DESCRIPTION OF THE TASK: Determine how many lines of the data below contain "numbers", then give only that number.

Data about app and page elements:

*** Block opens ***

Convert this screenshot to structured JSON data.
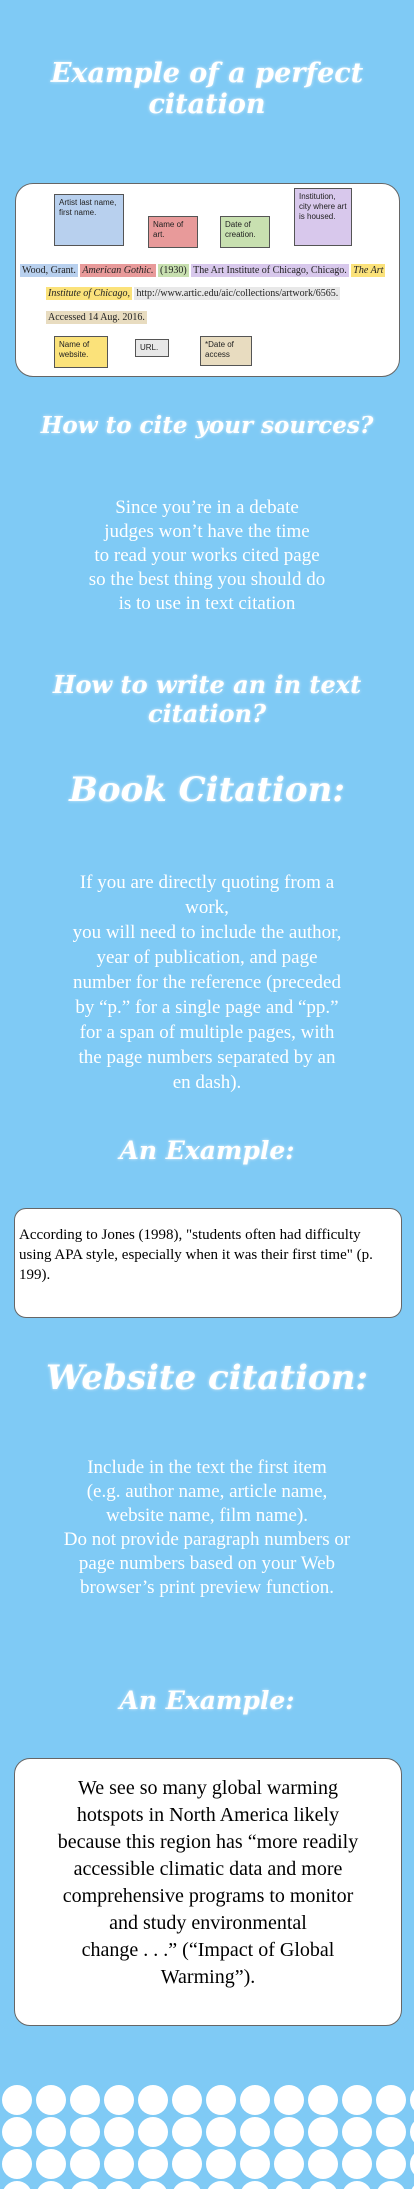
{
  "title": "Example of a perfect citation",
  "example_box": {
    "labels": {
      "artist": "Artist last name, first name.",
      "art_name": "Name of art.",
      "date": "Date of creation.",
      "institution": "Institution, city where art is housed.",
      "website": "Name of website.",
      "url": "URL.",
      "date_access": "*Date of access"
    },
    "line1": {
      "author": "Wood, Grant.",
      "title": "American Gothic.",
      "year": "(1930)",
      "institution": "The Art Institute of Chicago, Chicago.",
      "site_start": "The Art"
    },
    "line2": {
      "site_end": "Institute of Chicago,",
      "url": "http://www.artic.edu/aic/collections/artwork/6565."
    },
    "line3": "Accessed 14 Aug. 2016.",
    "colors": {
      "artist": "#b8d0ee",
      "art_name": "#e89a9a",
      "date": "#c8e0b0",
      "institution": "#d8c8ec",
      "website": "#fbe27a",
      "url": "#e8e8e8",
      "access": "#e8dcc0"
    }
  },
  "cite_sources": {
    "heading": "How to cite your sources?",
    "body": [
      "Since you’re in a  debate",
      "judges won’t have the time",
      "to read your works cited page",
      "so the best thing you should do",
      "is to use in text citation"
    ]
  },
  "in_text_heading": "How to write an in text citation?",
  "book": {
    "heading": "Book Citation:",
    "body": [
      "If you are directly quoting from a",
      "work,",
      "you will need to include the author,",
      "year of publication, and page",
      "number for the reference (preceded",
      "by “p.” for a single page and “pp.”",
      "for a span of multiple pages, with",
      "the page numbers separated by an",
      "en dash)."
    ],
    "example_heading": "An Example:",
    "example_text": "According to Jones (1998), \"students often had difficulty using APA style, especially when it was their first time\" (p. 199)."
  },
  "website": {
    "heading": "Website citation:",
    "body": [
      "Include in the text the first item",
      "(e.g. author name, article name,",
      "website name, film name).",
      "Do not provide paragraph numbers or",
      "page numbers based on your Web",
      "browser’s print preview function."
    ],
    "example_heading": "An Example:",
    "example_lines": [
      "We see so many global warming",
      "hotspots in North America likely",
      "because this region has “more readily",
      "accessible climatic data and more",
      "comprehensive programs to monitor",
      "and study environmental",
      "change . . .” (“Impact of Global",
      "Warming”)."
    ]
  }
}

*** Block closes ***

THE COMPLETED TASK: 3